It was mainly unnerving because the Michigan State Police failed to maintain adequate security, she explained. Anthony only learned this week that police could have walked her to her car after she left the Capitol.
“It was just unnerving to me as a woman and as a person,” Anthony said, noting that Capitol sergeants otherwise do an adequate job keeping lawmakers inside safe. “These community volunteers today won’t be needed all the time, but they wanted to have a presence today.”
However, the long-standing practice of allowing open carry inside the Lansing state Capitol building is now under national scrutiny after last week’s demonstrations. The Michigan Capitol Commission is exploring whether guns should be banned inside the Capitol, according to the Detroit Free Press.

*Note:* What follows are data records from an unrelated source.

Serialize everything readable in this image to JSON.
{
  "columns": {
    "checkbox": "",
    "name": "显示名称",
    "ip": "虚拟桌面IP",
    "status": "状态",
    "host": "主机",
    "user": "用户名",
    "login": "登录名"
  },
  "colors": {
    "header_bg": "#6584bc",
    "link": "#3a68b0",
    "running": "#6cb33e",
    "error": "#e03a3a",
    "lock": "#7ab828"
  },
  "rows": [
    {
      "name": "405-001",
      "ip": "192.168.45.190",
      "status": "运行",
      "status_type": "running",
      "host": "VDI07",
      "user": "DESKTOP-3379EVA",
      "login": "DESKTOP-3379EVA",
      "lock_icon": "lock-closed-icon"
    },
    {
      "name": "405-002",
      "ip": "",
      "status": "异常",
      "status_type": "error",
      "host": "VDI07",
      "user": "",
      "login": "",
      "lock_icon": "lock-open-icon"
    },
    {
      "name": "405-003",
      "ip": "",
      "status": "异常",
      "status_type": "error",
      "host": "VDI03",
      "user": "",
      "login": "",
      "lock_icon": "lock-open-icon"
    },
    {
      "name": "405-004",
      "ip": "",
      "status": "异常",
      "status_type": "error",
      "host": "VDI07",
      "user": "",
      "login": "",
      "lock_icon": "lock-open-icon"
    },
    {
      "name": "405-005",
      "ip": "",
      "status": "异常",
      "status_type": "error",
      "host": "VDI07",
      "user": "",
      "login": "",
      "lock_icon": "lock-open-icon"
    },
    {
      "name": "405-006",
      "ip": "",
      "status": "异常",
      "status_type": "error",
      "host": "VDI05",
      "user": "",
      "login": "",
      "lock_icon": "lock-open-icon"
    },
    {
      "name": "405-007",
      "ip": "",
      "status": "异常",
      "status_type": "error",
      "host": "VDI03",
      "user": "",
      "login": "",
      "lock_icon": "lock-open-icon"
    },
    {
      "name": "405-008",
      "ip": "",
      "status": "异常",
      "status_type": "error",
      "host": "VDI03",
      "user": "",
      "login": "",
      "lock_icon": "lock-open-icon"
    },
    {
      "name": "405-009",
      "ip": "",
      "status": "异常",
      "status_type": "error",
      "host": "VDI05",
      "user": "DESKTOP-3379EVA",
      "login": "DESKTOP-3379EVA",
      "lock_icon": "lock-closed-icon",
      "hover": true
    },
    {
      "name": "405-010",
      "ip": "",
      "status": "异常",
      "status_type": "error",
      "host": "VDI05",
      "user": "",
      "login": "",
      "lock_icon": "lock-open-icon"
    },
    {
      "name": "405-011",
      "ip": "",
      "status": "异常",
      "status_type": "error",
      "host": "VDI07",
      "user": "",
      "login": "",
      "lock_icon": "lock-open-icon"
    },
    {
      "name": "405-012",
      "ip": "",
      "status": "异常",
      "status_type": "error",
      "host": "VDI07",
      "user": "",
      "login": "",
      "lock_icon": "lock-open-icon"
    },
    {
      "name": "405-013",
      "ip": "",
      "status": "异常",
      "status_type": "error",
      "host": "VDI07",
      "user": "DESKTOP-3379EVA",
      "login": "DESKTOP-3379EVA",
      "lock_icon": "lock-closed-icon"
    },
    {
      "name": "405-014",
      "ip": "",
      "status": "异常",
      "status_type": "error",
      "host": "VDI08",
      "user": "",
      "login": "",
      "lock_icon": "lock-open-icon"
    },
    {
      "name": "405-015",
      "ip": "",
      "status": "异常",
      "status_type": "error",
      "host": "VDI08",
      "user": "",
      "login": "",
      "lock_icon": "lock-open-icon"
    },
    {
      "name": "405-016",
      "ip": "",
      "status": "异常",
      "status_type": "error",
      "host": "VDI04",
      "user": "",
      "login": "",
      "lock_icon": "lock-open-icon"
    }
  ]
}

Such an action to ban non-law enforcement personnel from carrying guns into the statehouse after Black citizens tested the law would have a famous precedent. In1967, Black Panther Party members organized a much more dramatic such demonstration in California’s state Capitol in Sacramento.
“Two dozen armed Negroes entered the state Capitol at noon today and 10 made their way to the back of the Assembly Chamber before they were disarmed and marched away by the state police,” the Sacramento Bee newspaper wrote on May 2, 1967. The newspaper reported then that the Panthers would see their guns returned to them once they were outside the Capitol when police determined they had broken no laws by carrying their rifles openly and non-threateningly.
The Panthers had been protesting a recently introduced bill in the California Legislature that sought to ban citizens from openly carrying loaded guns in public places, a bill the media at the time dubbed the “Panther Bill,” as it was a reaction to the militant Black group’s practice of arming themselves to follow cops on “Panther Patrols.” The bill ultimately would become law.
Both Anthony and Lynn said they were vehemently opposed to allowing open carry inside the state’s Capitol.
“There are certain things that are just inappropriate,” Lynn said. “We don’t take guns in the courthouse. We don’t take guns into city hall. Why would we take guns of this caliber into the Capitol? I have 150 rounds on me right now. I could make terror. This could wreak havoc.”
It’s still unclear if the commission has the authority to restrict firearms inside the building or if it would mandate an adjustment to state law.
See video of the escort below.